Papers must be submitted in a form suitable for anonymous review: no author names or affiliations may appear on the title page, and papers should avoid revealing their identity in the text. When referring to your previous work, do so in the third person, as though it were written by someone else. Only blind the reference itself in the (unusual) case that a third-person reference is infeasible. Contact the program chairs if you have any questions. Papers that are not properly anonymized may be rejected without review.
Page Limit and Formatting
Short position papers may not exceed 4 pages total and full papers may not exceed 10 pages, including references and appendices. apers must be typeset in LaTeX in A4 format (not "US Letter") using the IEEE conference proceeding template with the appropriate options [LaTeX template, Template instructions, IEEE Template Repository]. Failure to adhere to the page limit and formatting requirements can be grounds for rejection.
Submissions must be in Portable Document Format (.pdf). Authors should pay special attention to unusual fonts, images, and figures that might create problems for reviewers. Your document should render correctly in Adobe Reader XI and when printed in black and white.
Conference Submission Server
Papers must be submitted online and submissions may be updated at any time until the deadline for submissions. The submission site is now closed.
Publication and Presentation

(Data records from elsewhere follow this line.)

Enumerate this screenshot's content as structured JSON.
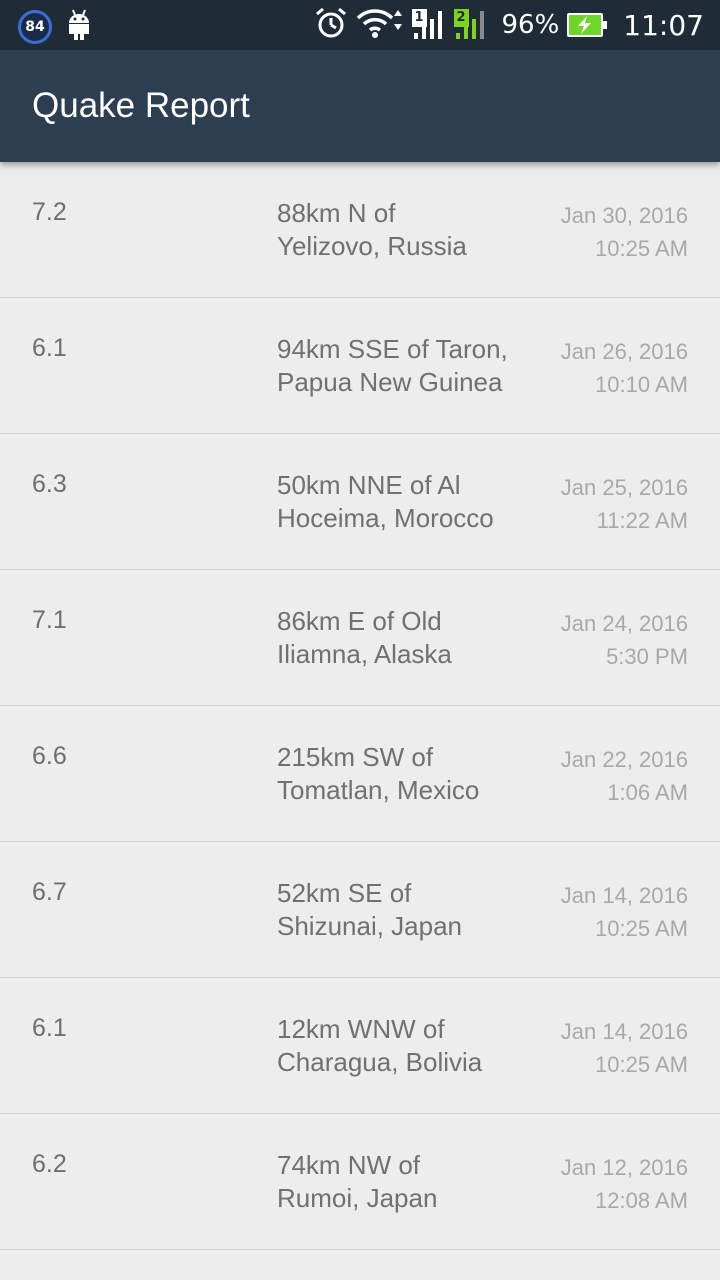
{
  "status_bar": {
    "badge": "84",
    "sim1": "1",
    "sim2": "2",
    "battery_pct": "96%",
    "time": "11:07",
    "icons": [
      "android-icon",
      "alarm-icon",
      "wifi-icon",
      "signal-icon",
      "battery-charging-icon"
    ]
  },
  "app_bar": {
    "title": "Quake Report"
  },
  "earthquakes": [
    {
      "magnitude": "7.2",
      "loc1": "88km N of",
      "loc2": "Yelizovo, Russia",
      "date": "Jan 30, 2016",
      "time": "10:25 AM"
    },
    {
      "magnitude": "6.1",
      "loc1": "94km SSE of Taron,",
      "loc2": "Papua New Guinea",
      "date": "Jan 26, 2016",
      "time": "10:10 AM"
    },
    {
      "magnitude": "6.3",
      "loc1": "50km NNE of Al",
      "loc2": "Hoceima, Morocco",
      "date": "Jan 25, 2016",
      "time": "11:22 AM"
    },
    {
      "magnitude": "7.1",
      "loc1": "86km E of Old",
      "loc2": "Iliamna, Alaska",
      "date": "Jan 24, 2016",
      "time": "5:30 PM"
    },
    {
      "magnitude": "6.6",
      "loc1": "215km SW of",
      "loc2": "Tomatlan, Mexico",
      "date": "Jan 22, 2016",
      "time": "1:06 AM"
    },
    {
      "magnitude": "6.7",
      "loc1": "52km SE of",
      "loc2": "Shizunai, Japan",
      "date": "Jan 14, 2016",
      "time": "10:25 AM"
    },
    {
      "magnitude": "6.1",
      "loc1": "12km WNW of",
      "loc2": "Charagua, Bolivia",
      "date": "Jan 14, 2016",
      "time": "10:25 AM"
    },
    {
      "magnitude": "6.2",
      "loc1": "74km NW of",
      "loc2": "Rumoi, Japan",
      "date": "Jan 12, 2016",
      "time": "12:08 AM"
    }
  ]
}
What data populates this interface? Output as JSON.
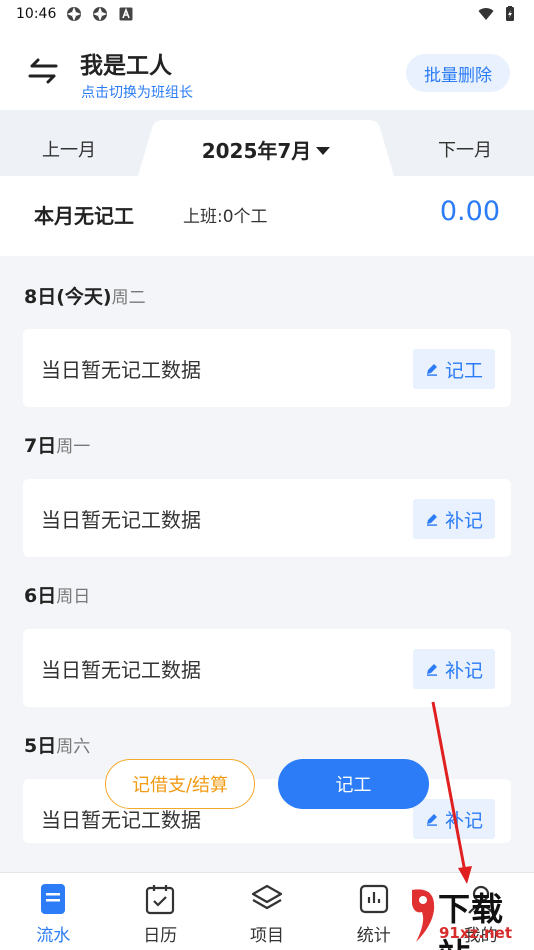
{
  "status": {
    "time": "10:46"
  },
  "header": {
    "title": "我是工人",
    "subtitle": "点击切换为班组长",
    "batch_delete": "批量删除"
  },
  "month": {
    "prev": "上一月",
    "current": "2025年7月",
    "next": "下一月"
  },
  "summary": {
    "title": "本月无记工",
    "work": "上班:0个工",
    "amount": "0.00"
  },
  "days": [
    {
      "day": "8日(今天)",
      "weekday": "周二",
      "text": "当日暂无记工数据",
      "action": "记工"
    },
    {
      "day": "7日",
      "weekday": "周一",
      "text": "当日暂无记工数据",
      "action": "补记"
    },
    {
      "day": "6日",
      "weekday": "周日",
      "text": "当日暂无记工数据",
      "action": "补记"
    },
    {
      "day": "5日",
      "weekday": "周六",
      "text": "当日暂无记工数据",
      "action": "补记"
    }
  ],
  "fab": {
    "loan": "记借支/结算",
    "record": "记工"
  },
  "nav": [
    {
      "label": "流水",
      "icon": "document-icon",
      "active": true
    },
    {
      "label": "日历",
      "icon": "calendar-icon",
      "active": false
    },
    {
      "label": "项目",
      "icon": "layers-icon",
      "active": false
    },
    {
      "label": "统计",
      "icon": "chart-icon",
      "active": false
    },
    {
      "label": "我的",
      "icon": "user-icon",
      "active": false
    }
  ],
  "watermark": {
    "text": "下载站",
    "url": "91xz.net"
  },
  "colors": {
    "accent": "#2b7cf6",
    "orange": "#f29b15",
    "background": "#f3f5f8"
  }
}
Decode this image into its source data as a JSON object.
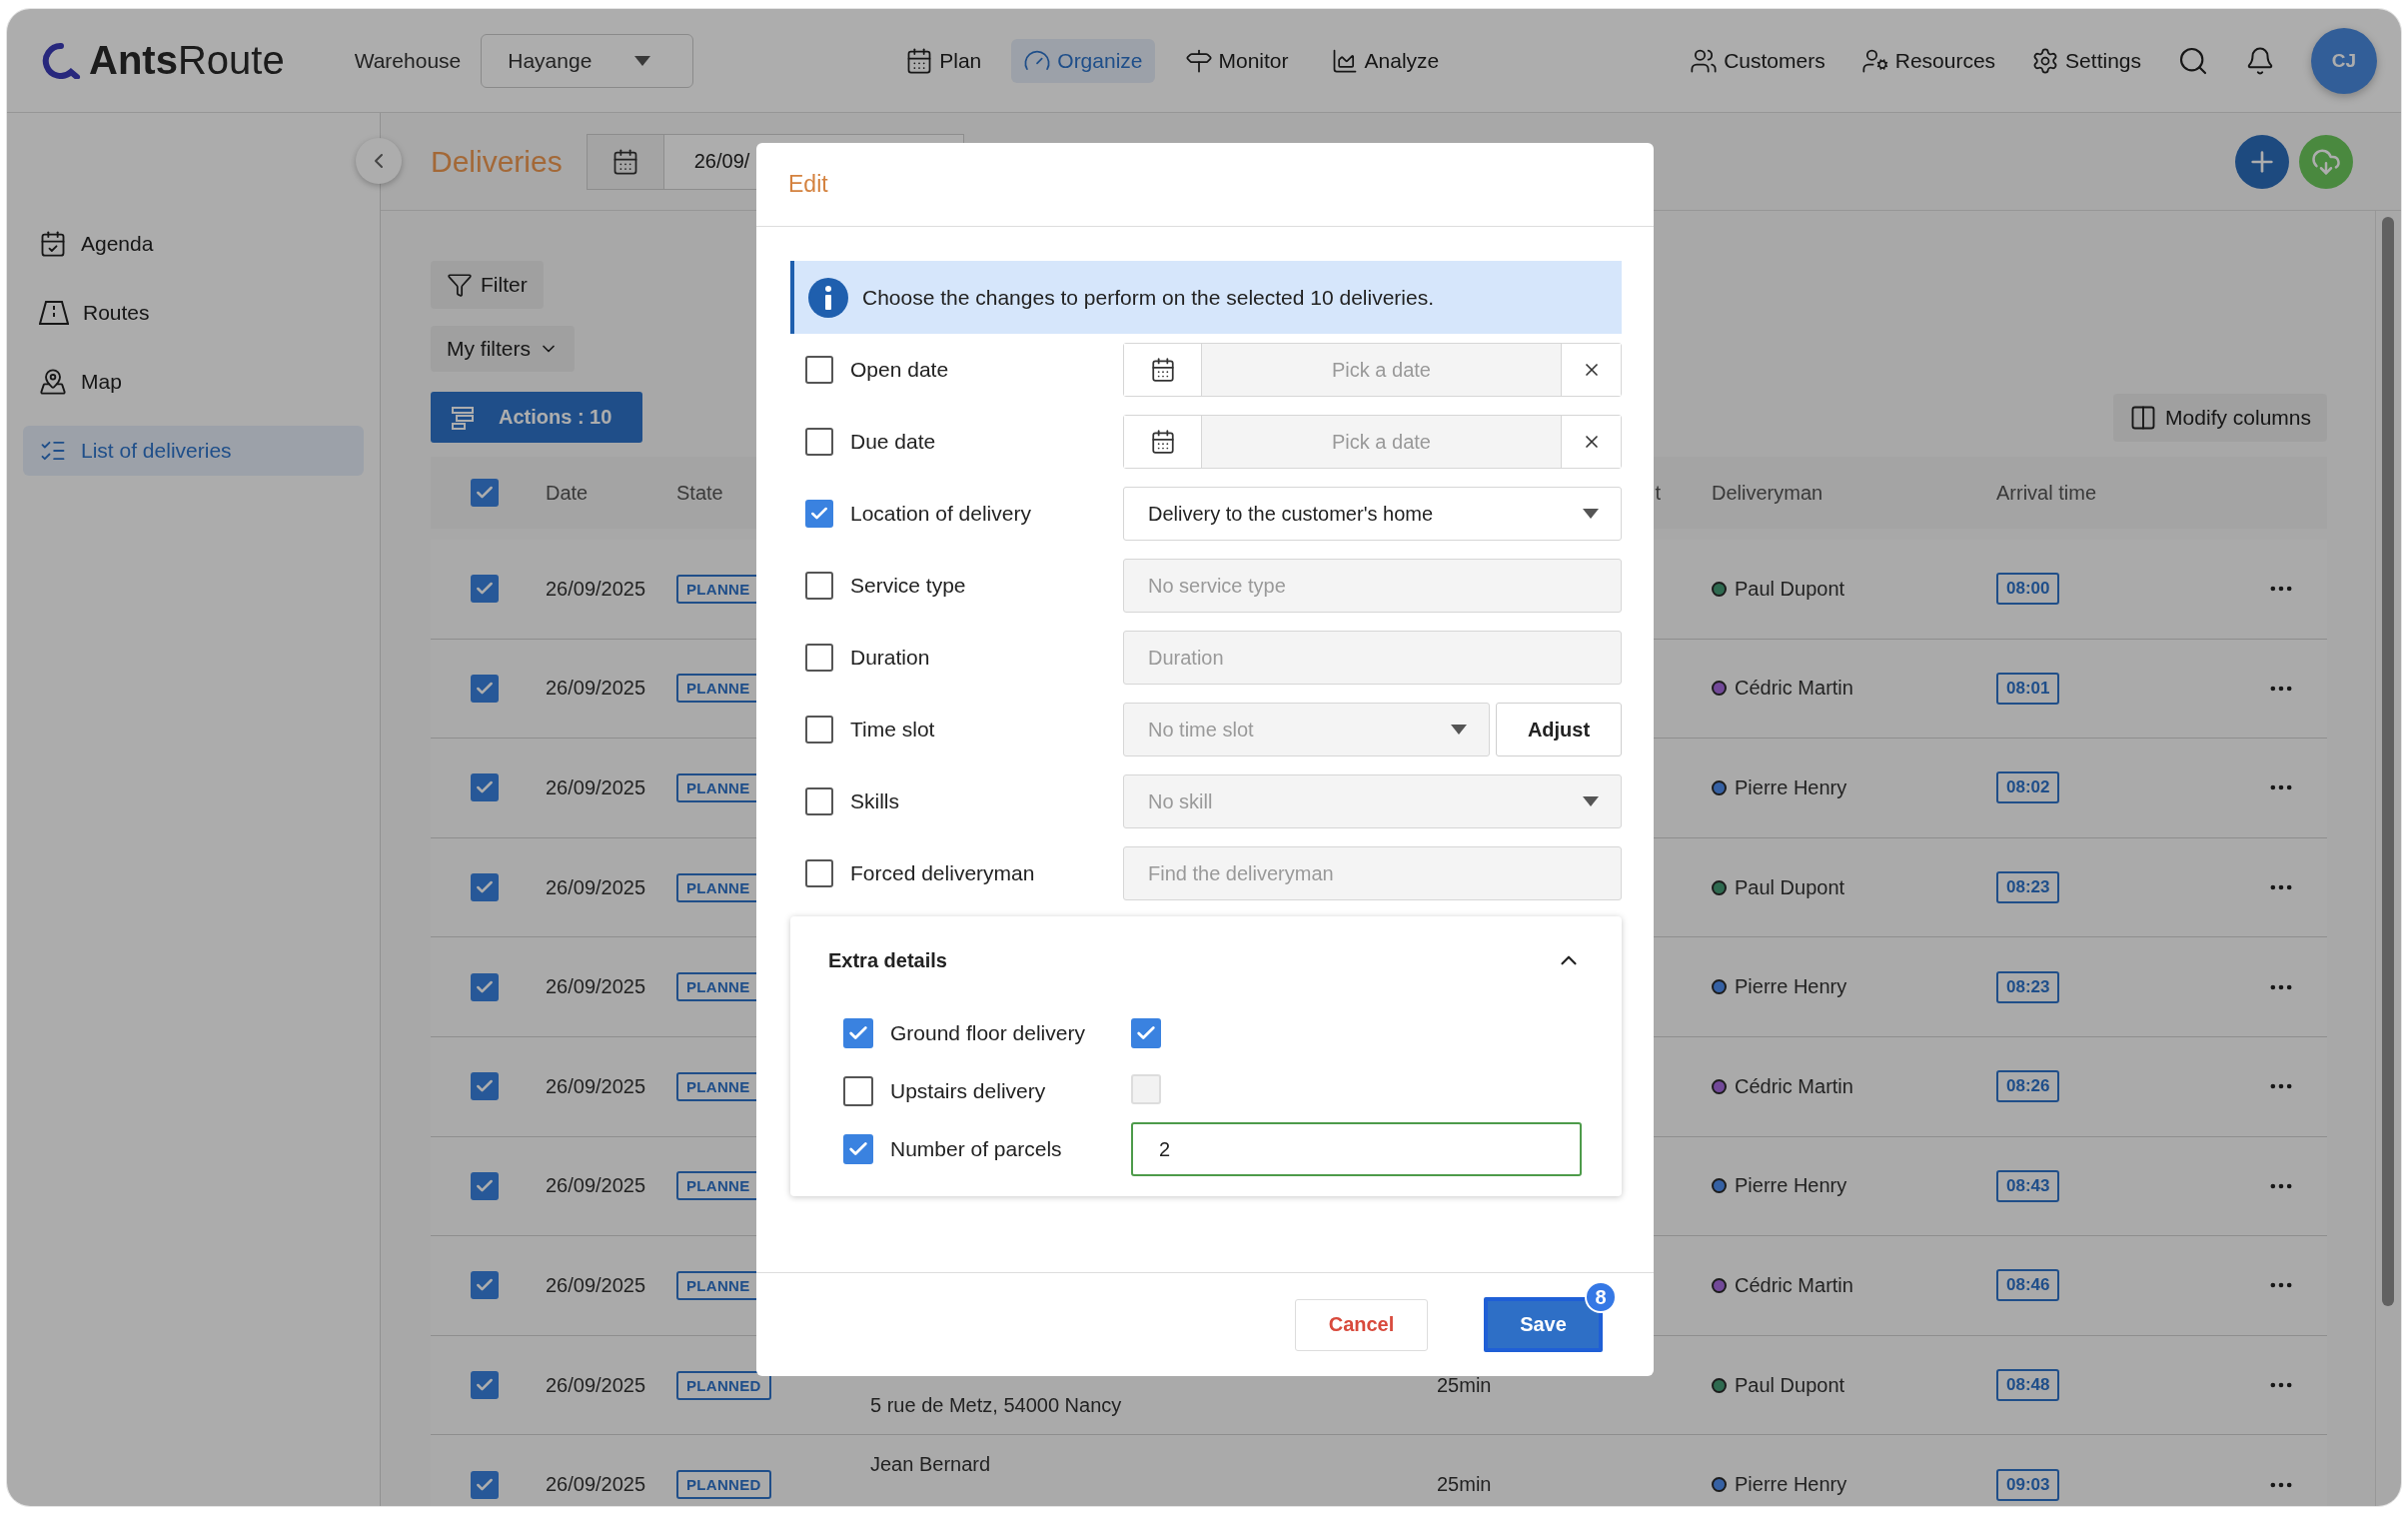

Authors are responsible for obtaining appropriate publication clearances. One of the authors of the accepted paper is expected to present the paper at the conference. Submissions received after the submission deadline or failing to conform to the submission guidelines risk rejection without review. Accepted publications can be subject to publication in IEEE proceedings. If authors wish to not publish in IEEE, we will also offer an extended abstract version for publishing. This option will be available when papers are accepted. For more information, contact the chairs.